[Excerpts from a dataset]
=======
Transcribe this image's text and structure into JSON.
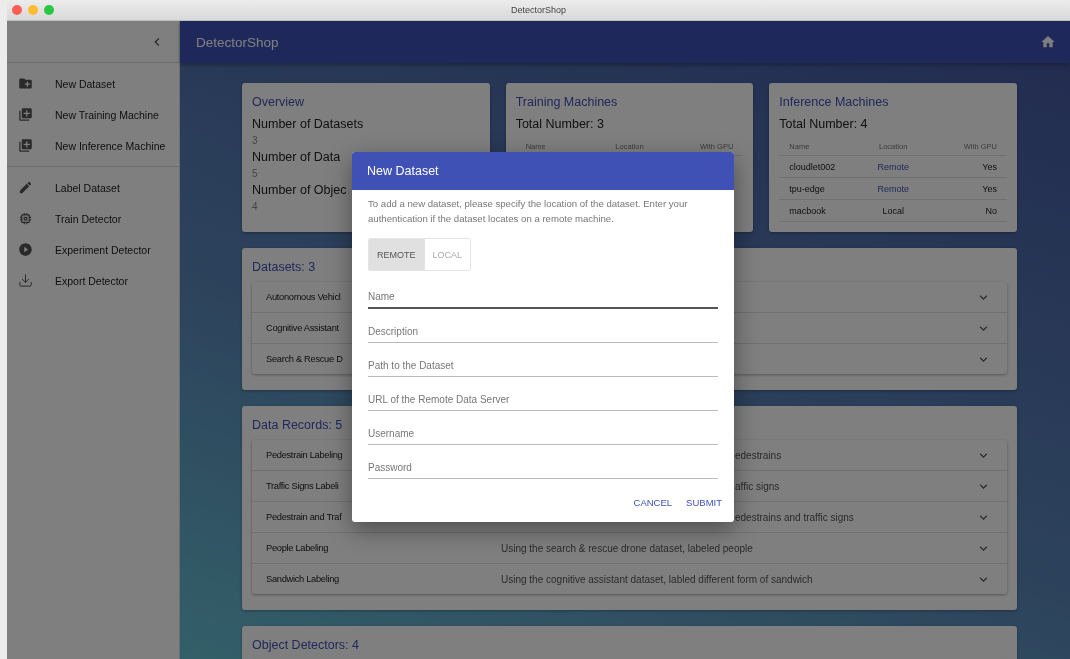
{
  "window": {
    "title": "DetectorShop"
  },
  "sidebar": {
    "items": [
      {
        "label": "New Dataset"
      },
      {
        "label": "New Training Machine"
      },
      {
        "label": "New Inference Machine"
      },
      {
        "label": "Label Dataset"
      },
      {
        "label": "Train Detector"
      },
      {
        "label": "Experiment Detector"
      },
      {
        "label": "Export Detector"
      }
    ]
  },
  "app_bar": {
    "title": "DetectorShop"
  },
  "overview": {
    "title": "Overview",
    "stats": [
      {
        "label": "Number of Datasets",
        "value": "3"
      },
      {
        "label": "Number of Data",
        "value": "5"
      },
      {
        "label": "Number of Objec",
        "value": "4"
      }
    ]
  },
  "training_machines": {
    "title": "Training Machines",
    "total": "Total Number: 3",
    "columns": [
      "Name",
      "Location",
      "With GPU"
    ]
  },
  "inference_machines": {
    "title": "Inference Machines",
    "total": "Total Number: 4",
    "columns": [
      "Name",
      "Location",
      "With GPU"
    ],
    "rows": [
      {
        "name": "cloudlet002",
        "location": "Remote",
        "link": true,
        "gpu": "Yes"
      },
      {
        "name": "tpu-edge",
        "location": "Remote",
        "link": true,
        "gpu": "Yes"
      },
      {
        "name": "macbook",
        "location": "Local",
        "link": false,
        "gpu": "No"
      }
    ]
  },
  "datasets": {
    "title": "Datasets: 3",
    "rows": [
      {
        "name": "Autonomous Vehicl"
      },
      {
        "name": "Cognitive Assistant"
      },
      {
        "name": "Search & Rescue D"
      }
    ]
  },
  "data_records": {
    "title": "Data Records: 5",
    "rows": [
      {
        "kind": "partial",
        "name": "Pedestrain Labeling",
        "description": "edestrains"
      },
      {
        "kind": "partial",
        "name": "Traffic Signs Labeli",
        "description": "affic signs"
      },
      {
        "kind": "partial",
        "name": "Pedestrain and Traf",
        "description": "edestrains and traffic signs"
      },
      {
        "kind": "full",
        "name": "People Labeling",
        "description": "Using the search & rescue drone dataset, labeled people"
      },
      {
        "kind": "full",
        "name": "Sandwich Labeling",
        "description": "Using the cognitive assistant dataset, labled different form of sandwich"
      }
    ]
  },
  "object_detectors": {
    "title": "Object Detectors: 4"
  },
  "dialog": {
    "title": "New Dataset",
    "text": "To add a new dataset, please specify the location of the dataset. Enter your authentication if the dataset locates on a remote machine.",
    "toggle": [
      {
        "label": "REMOTE",
        "selected": true
      },
      {
        "label": "LOCAL",
        "selected": false
      }
    ],
    "fields": [
      {
        "placeholder": "Name",
        "focused": true
      },
      {
        "placeholder": "Description",
        "focused": false
      },
      {
        "placeholder": "Path to the Dataset",
        "focused": false
      },
      {
        "placeholder": "URL of the Remote Data Server",
        "focused": false
      },
      {
        "placeholder": "Username",
        "focused": false
      },
      {
        "placeholder": "Password",
        "focused": false
      }
    ],
    "buttons": [
      "CANCEL",
      "SUBMIT"
    ]
  }
}
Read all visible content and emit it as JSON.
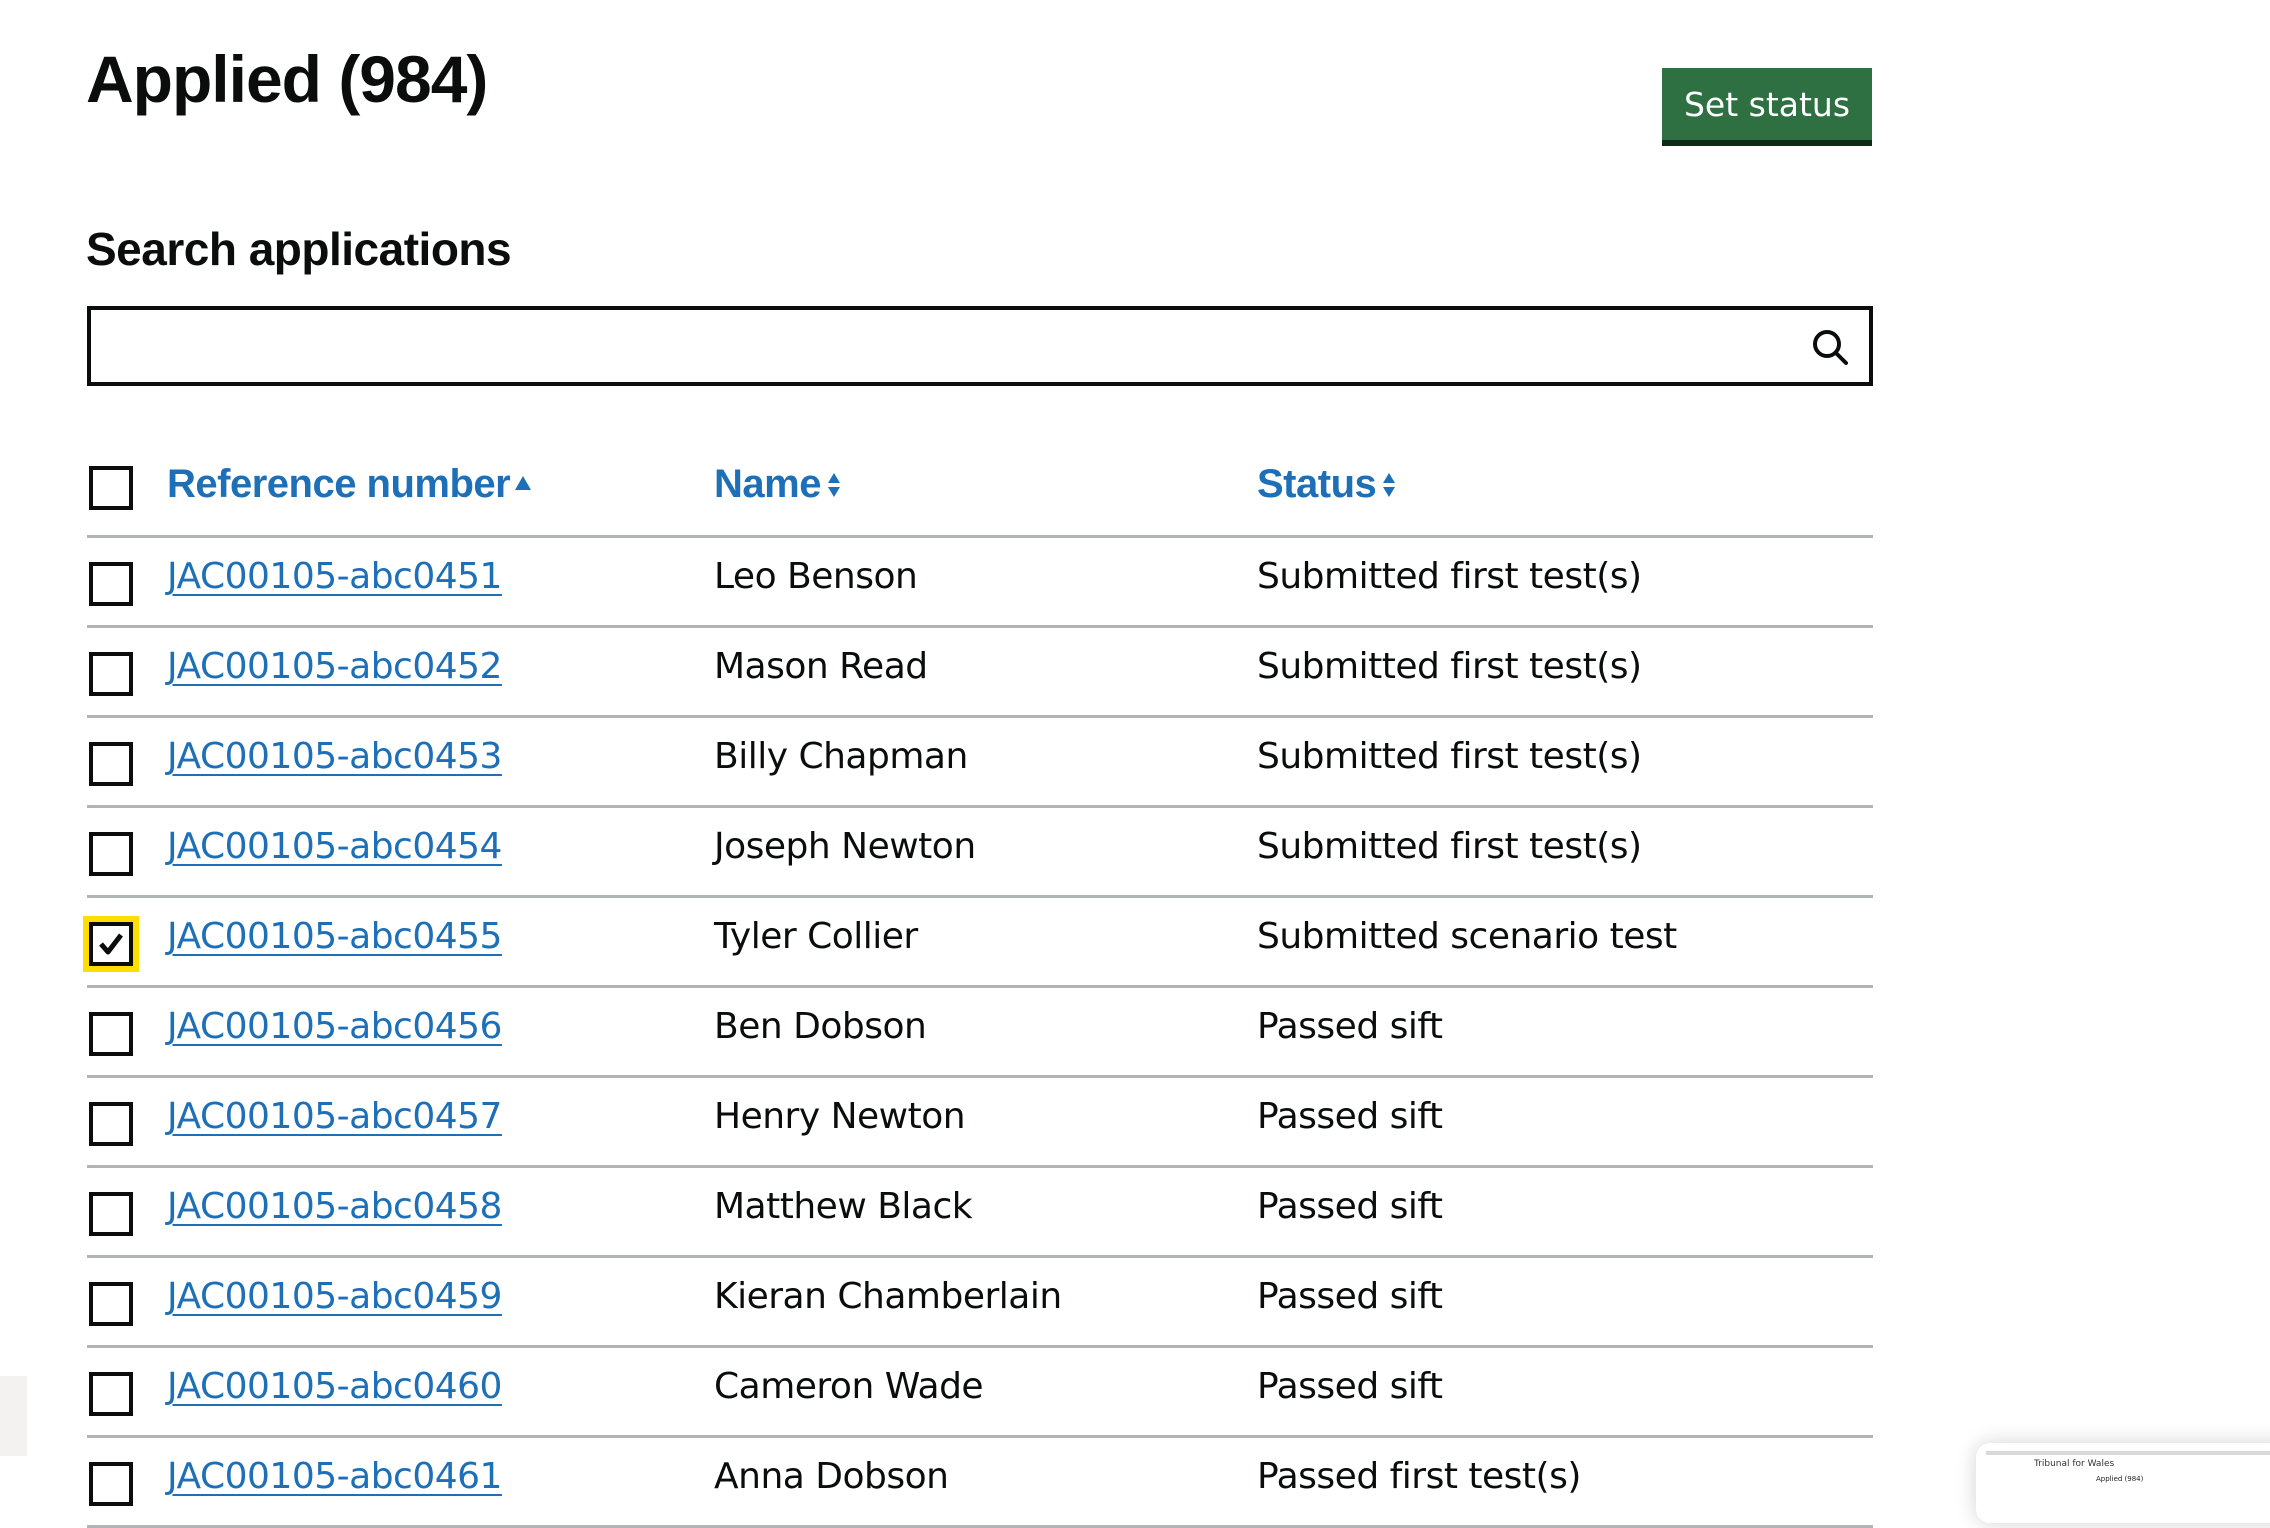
{
  "header": {
    "title": "Applied (984)",
    "set_status_label": "Set status"
  },
  "search": {
    "label": "Search applications",
    "value": "",
    "placeholder": "",
    "icon": "search-icon"
  },
  "table": {
    "columns": [
      {
        "label": "Reference number",
        "sort": "ascending",
        "sort_icon": "sort-ascending-icon"
      },
      {
        "label": "Name",
        "sort": "none",
        "sort_icon": "sort-both-icon"
      },
      {
        "label": "Status",
        "sort": "none",
        "sort_icon": "sort-both-icon"
      }
    ],
    "select_all_checked": false,
    "rows": [
      {
        "ref": "JAC00105-abc0451",
        "name": "Leo Benson",
        "status": "Submitted first test(s)",
        "checked": false
      },
      {
        "ref": "JAC00105-abc0452",
        "name": "Mason Read",
        "status": "Submitted first test(s)",
        "checked": false
      },
      {
        "ref": "JAC00105-abc0453",
        "name": "Billy Chapman",
        "status": "Submitted first test(s)",
        "checked": false
      },
      {
        "ref": "JAC00105-abc0454",
        "name": "Joseph Newton",
        "status": "Submitted first test(s)",
        "checked": false
      },
      {
        "ref": "JAC00105-abc0455",
        "name": "Tyler Collier",
        "status": "Submitted scenario test",
        "checked": true
      },
      {
        "ref": "JAC00105-abc0456",
        "name": "Ben Dobson",
        "status": "Passed sift",
        "checked": false
      },
      {
        "ref": "JAC00105-abc0457",
        "name": "Henry Newton",
        "status": "Passed sift",
        "checked": false
      },
      {
        "ref": "JAC00105-abc0458",
        "name": "Matthew Black",
        "status": "Passed sift",
        "checked": false
      },
      {
        "ref": "JAC00105-abc0459",
        "name": "Kieran Chamberlain",
        "status": "Passed sift",
        "checked": false
      },
      {
        "ref": "JAC00105-abc0460",
        "name": "Cameron Wade",
        "status": "Passed sift",
        "checked": false
      },
      {
        "ref": "JAC00105-abc0461",
        "name": "Anna Dobson",
        "status": "Passed first test(s)",
        "checked": false
      }
    ]
  },
  "thumbnail": {
    "title": "Tribunal for Wales",
    "subtitle": "Applied (984)"
  },
  "colors": {
    "link": "#1d70b8",
    "button": "#2f7042",
    "focus": "#ffdd00",
    "border": "#b1b4b6",
    "text": "#0b0c0c"
  }
}
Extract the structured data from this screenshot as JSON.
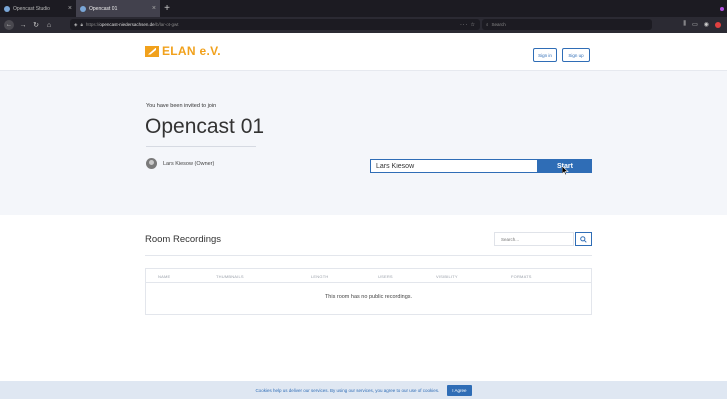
{
  "browser": {
    "tabs": [
      {
        "label": "Opencast Studio"
      },
      {
        "label": "Opencast 01"
      }
    ],
    "new_tab": "+",
    "url_protocol": "https://",
    "url_host": "opencast-niedersachsen.de",
    "url_path": "/b/lar-ot-gwt",
    "search_placeholder": "Search"
  },
  "header": {
    "logo_text": "ELAN e.V.",
    "sign_in": "Sign in",
    "sign_up": "Sign up",
    "brand_color": "#f1a11c",
    "accent_color": "#2f6db6"
  },
  "invite": {
    "label": "You have been invited to join",
    "room_name": "Opencast 01",
    "owner": "Lars Kiesow (Owner)",
    "name_value": "Lars Kiesow",
    "start_label": "Start"
  },
  "recordings": {
    "title": "Room Recordings",
    "search_placeholder": "Search...",
    "columns": [
      "NAME",
      "THUMBNAILS",
      "LENGTH",
      "USERS",
      "VISIBILITY",
      "FORMATS"
    ],
    "empty_message": "This room has no public recordings."
  },
  "cookie": {
    "message": "Cookies help us deliver our services. By using our services, you agree to our use of cookies.",
    "agree": "I Agree"
  }
}
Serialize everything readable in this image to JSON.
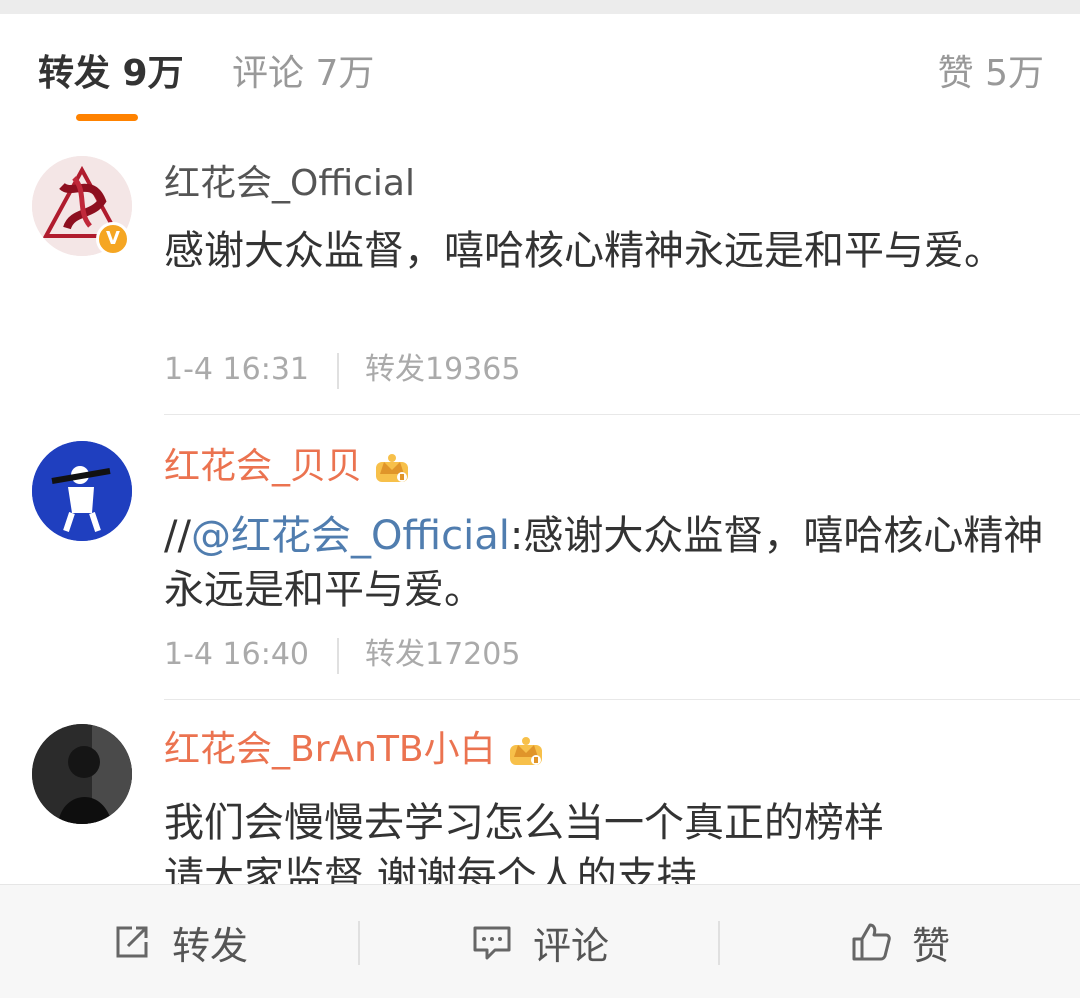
{
  "tabs": {
    "repost": "转发 9万",
    "comment": "评论 7万",
    "like": "赞 5万"
  },
  "reposts": [
    {
      "username": "红花会_Official",
      "content": "感谢大众监督，嘻哈核心精神永远是和平与爱。",
      "time": "1-4 16:31",
      "repost_count": "转发19365"
    },
    {
      "username": "红花会_贝贝",
      "prefix": "//",
      "mention": "@红花会_Official",
      "content": ":感谢大众监督，嘻哈核心精神永远是和平与爱。",
      "time": "1-4 16:40",
      "repost_count": "转发17205"
    },
    {
      "username": "红花会_BrAnTB小白",
      "content_line1": "我们会慢慢去学习怎么当一个真正的榜样",
      "content_line2": "请大家监督 谢谢每个人的支持"
    }
  ],
  "bottom_bar": {
    "repost": "转发",
    "comment": "评论",
    "like": "赞"
  },
  "colors": {
    "accent": "#ff8200",
    "vip_name": "#eb7350",
    "mention": "#507daf"
  },
  "icons": [
    "verified-v-icon",
    "crown-badge-icon",
    "share-icon",
    "comment-icon",
    "thumbs-up-icon"
  ]
}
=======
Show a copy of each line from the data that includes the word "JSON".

Transcribe this image's text and structure into JSON.
Read all visible content and emit it as JSON.
Extract the structured data from this screenshot as JSON.
Serialize everything readable in this image to JSON.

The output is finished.